As an entrepreneur, it’s easy to get mired in a sea of emails, phone calls, and operational and personnel problems, leaving almost no time for your regular responsibilities. This hectic day-to-day scramble won’t just run you ragged, it’ll ultimately also hold your business back, and keep you from developing and implementing your best ideas.
To turn their business into an industry leader, entrepreneurs need to not only do the job of running their business, they need to personally dedicate the necessary time to think bigger. Leading an industry is about becoming the cutting edge of innovation in your field, and being the disruptive force that sets the pace for your competitors. This is a big responsibility, and requires a comprehensive understanding of the needs of your markets and the capabilities of your industry and your business. Making that innovative leap is about taking that knowledge and using it to dream up a better future.
Time for reflection allows for higher quality thinking
Business owners spend most of their day in a neverending rush of activity. When there aren’t clients, employees, and suppliers to talk to and manage, lenders to negotiate with, bills to pay, taxes to do, and meetings to run, there are thousands of emails to sort and answer. Individual tasks are allotted just a few seconds of focus before the next issue comes up.
In this type of environment, it’s very easy to lose sight of the forest for the trees. This is a serious problem, because business owners need to have a larger scale view, and the opportunity to build and develop larger and longer term goals and strategies. They need time to dream about what might be, and how to make the impossible achievable.
Dreams are the engine of innovation
A business owner that is always focused on getting through the day will ultimately only ever build a business that’s focused on, and perhaps good at, survival. An entrepreneurtakes time to think deeply about their business, their industry, and what their place in the world is and what it could be. Without this larger vision, growth targets and strategies lack a unifying purpose, and can’t spur on the kind of targeted innovation that a business needs to set itself up as a leader in its industry.
Improving time management
The missing resource that leaders at every level lack is time. This is because, before business owners can make time for themselves, they need to get control of their schedule, which becomes increasingly difficult as responsibilities grow. All too frequently, business owners become a sort of jack of all trades, handling all the miscellaneous tasks that their employees aren’t responsible for. That might include everything from administrative tasks like payroll and accounting, to customer relations or sales, to menial maintenance tasks like cleaning and emptying the garbage. Inevitably, these day to day tasks crowd out longer term and less well-defined leadership responsibilities, like setting the long term goals and overall trajectory of the business.
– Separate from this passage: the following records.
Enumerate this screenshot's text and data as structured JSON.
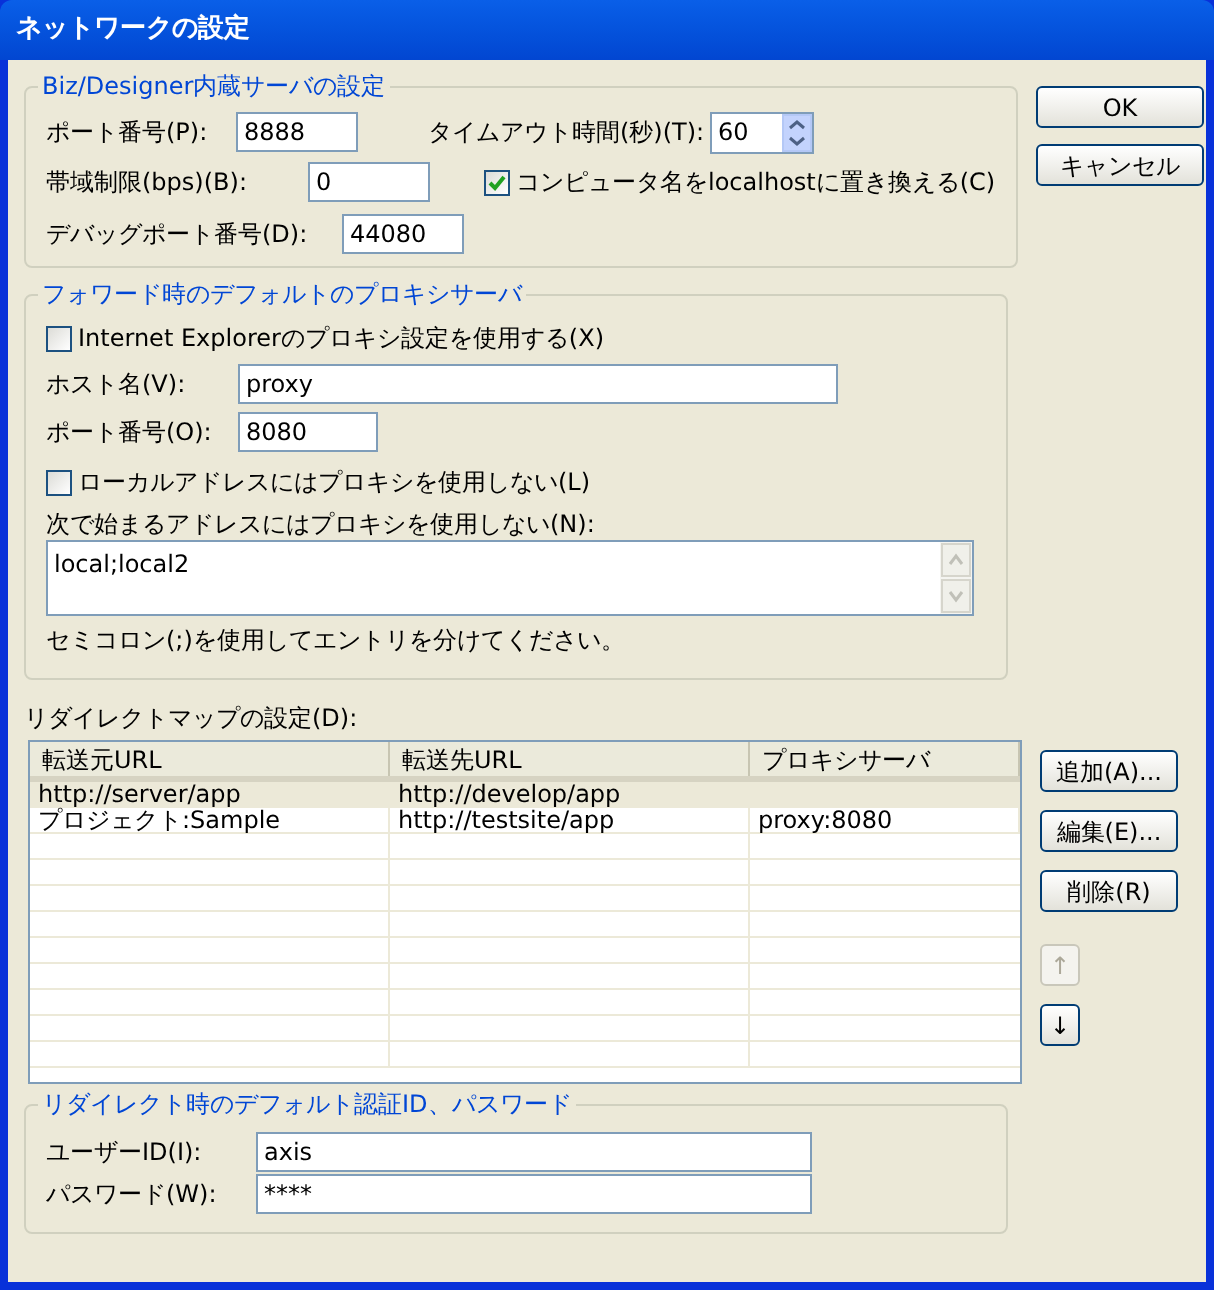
{
  "window": {
    "title": "ネットワークの設定"
  },
  "server_settings": {
    "title": "Biz/Designer内蔵サーバの設定",
    "port": {
      "label": "ポート番号(P):",
      "value": "8888"
    },
    "timeout": {
      "label": "タイムアウト時間(秒)(T):",
      "value": "60"
    },
    "bandwidth": {
      "label": "帯域制限(bps)(B):",
      "value": "0"
    },
    "replace_localhost": {
      "label": "コンピュータ名をlocalhostに置き換える(C)",
      "checked": true
    },
    "debug_port": {
      "label": "デバッグポート番号(D):",
      "value": "44080"
    }
  },
  "proxy": {
    "title": "フォワード時のデフォルトのプロキシサーバ",
    "use_ie": {
      "label": "Internet Explorerのプロキシ設定を使用する(X)",
      "checked": false
    },
    "host": {
      "label": "ホスト名(V):",
      "value": "proxy"
    },
    "port": {
      "label": "ポート番号(O):",
      "value": "8080"
    },
    "no_local": {
      "label": "ローカルアドレスにはプロキシを使用しない(L)",
      "checked": false
    },
    "exceptions": {
      "label": "次で始まるアドレスにはプロキシを使用しない(N):",
      "value": "local;local2"
    },
    "note": "セミコロン(;)を使用してエントリを分けてください。"
  },
  "redirect_map": {
    "label": "リダイレクトマップの設定(D):",
    "columns": [
      "転送元URL",
      "転送先URL",
      "プロキシサーバ"
    ],
    "rows": [
      {
        "cells": [
          "http://server/app",
          "http://develop/app",
          ""
        ],
        "selected": true
      },
      {
        "cells": [
          "プロジェクト:Sample",
          "http://testsite/app",
          "proxy:8080"
        ],
        "selected": false
      }
    ],
    "buttons": [
      {
        "label": "追加(A)...",
        "disabled": false
      },
      {
        "label": "編集(E)...",
        "disabled": false
      },
      {
        "label": "削除(R)",
        "disabled": false
      },
      {
        "label": "↑",
        "disabled": true
      },
      {
        "label": "↓",
        "disabled": false
      }
    ]
  },
  "redirect_auth": {
    "title": "リダイレクト時のデフォルト認証ID、パスワード",
    "user": {
      "label": "ユーザーID(I):",
      "value": "axis"
    },
    "password": {
      "label": "パスワード(W):",
      "value": "****"
    }
  },
  "buttons": [
    "OK",
    "キャンセル"
  ]
}
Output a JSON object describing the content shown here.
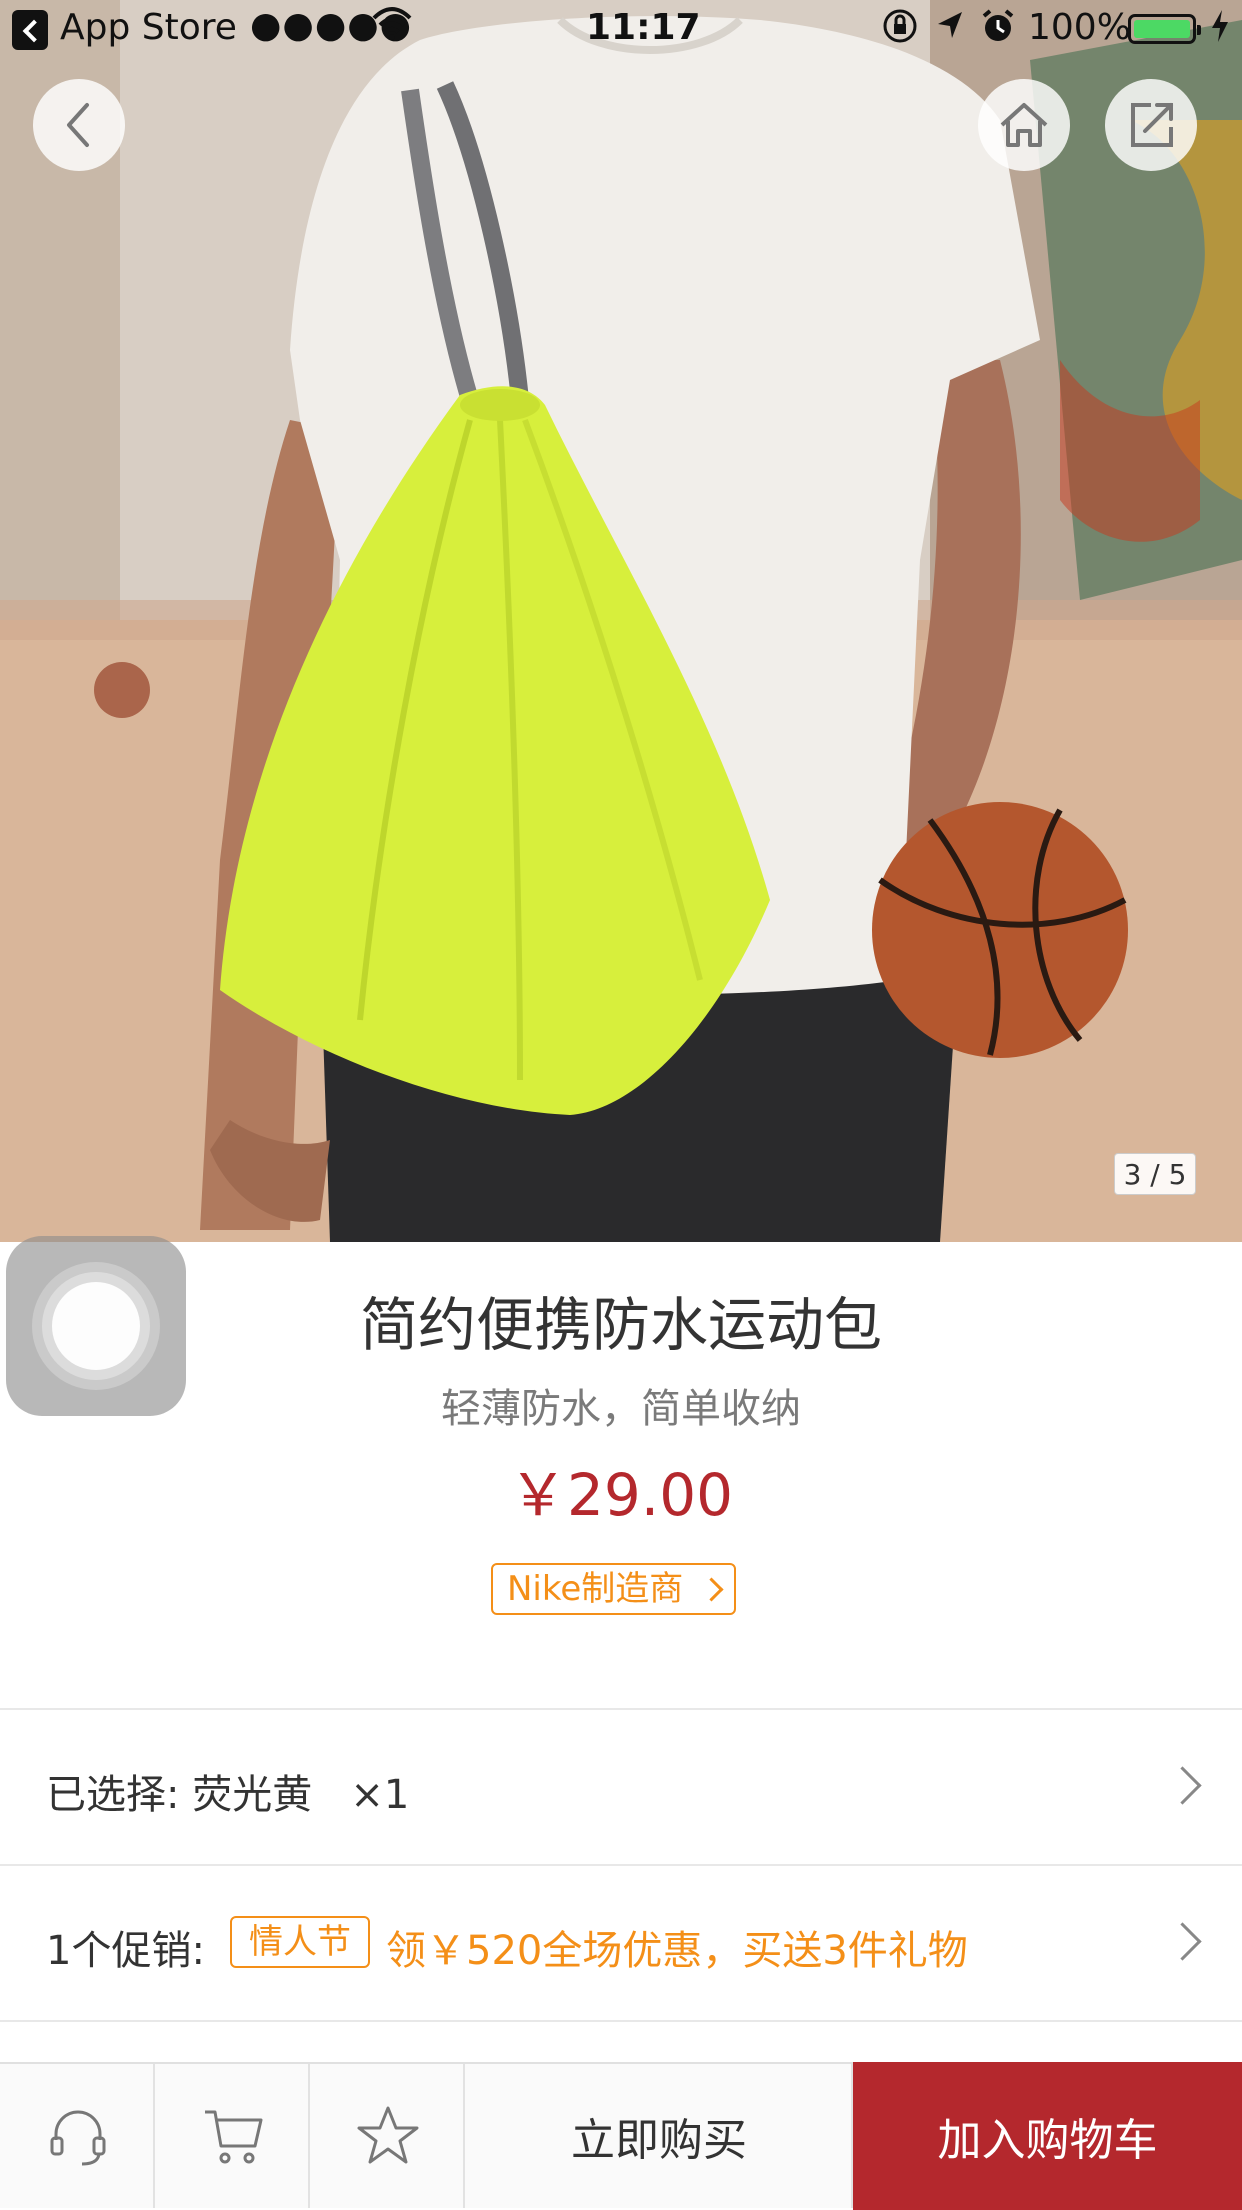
{
  "status_bar": {
    "back_app": "App Store",
    "signal": "●●●●●",
    "time": "11:17",
    "battery": "100%"
  },
  "gallery": {
    "counter": "3 / 5"
  },
  "product": {
    "title": "简约便携防水运动包",
    "subtitle": "轻薄防水，简单收纳",
    "price": "￥29.00",
    "brand_tag": "Nike制造商"
  },
  "spec_row": {
    "label": "已选择: 荧光黄   ×1"
  },
  "promo_row": {
    "label": "1个促销:",
    "tag": "情人节",
    "text": "领￥520全场优惠，买送3件礼物"
  },
  "bottom_bar": {
    "buy_now": "立即购买",
    "add_to_cart": "加入购物车"
  },
  "icons": [
    "back-icon",
    "home-icon",
    "share-icon",
    "customer-service-icon",
    "cart-icon",
    "favorite-star-icon"
  ],
  "colors": {
    "accent": "#b4282d",
    "promo_orange": "#f48f18",
    "bag_yellow": "#d7ef3c"
  }
}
Stabilise your cash flow
Small business owners spend an average of 8 hours per week chasing late payments. This doesn’t include the time spent acquiring financing, and dealing with the inevitable issues with suppliers and employees that tend to come with unexpected cash flow interruptions. To reduce or eliminate this unnecessarily wasted time, businesses need ways to eliminate the issue of late payments, and to get the funds they need when they need them.
While there are a wide variety of tools available to help businesses stabilise their working capital, the most common and easiest to use tool is invoice financing. Invoice financing allows businesses to trade in outstanding invoices for most of their value up front. The payment is later collected from the client by the financial institution, entirely eliminating the need to personally chase down late-paying clients.
While greatly reducing the time spent on dealing with cash flow issues is a big improvement, entrepreneurs frequently work as much as 80 hours per week. To reach a point where they legitimately have free time to dedicate to higher order, long term planning, business owners usually need get control of their schedule and to bring their working hours down to reasonable levels.
Ultimately, this means learning to delegate some responsibilities to employees, or outsourcing tasks another way. This is tough, because business owners tend to take a lot of ownership over their business, and feel the need to be in control of every aspect of their operation. Making time means making tough decisions about which tasks really need and deserve their attention, and which can reasonably be delegated.
Ultimately, however, making these choices is for the best. By taking their eyes off short term issues that can be handled by others, they can take the time to dream up a better future for their business, their customers, and their industry.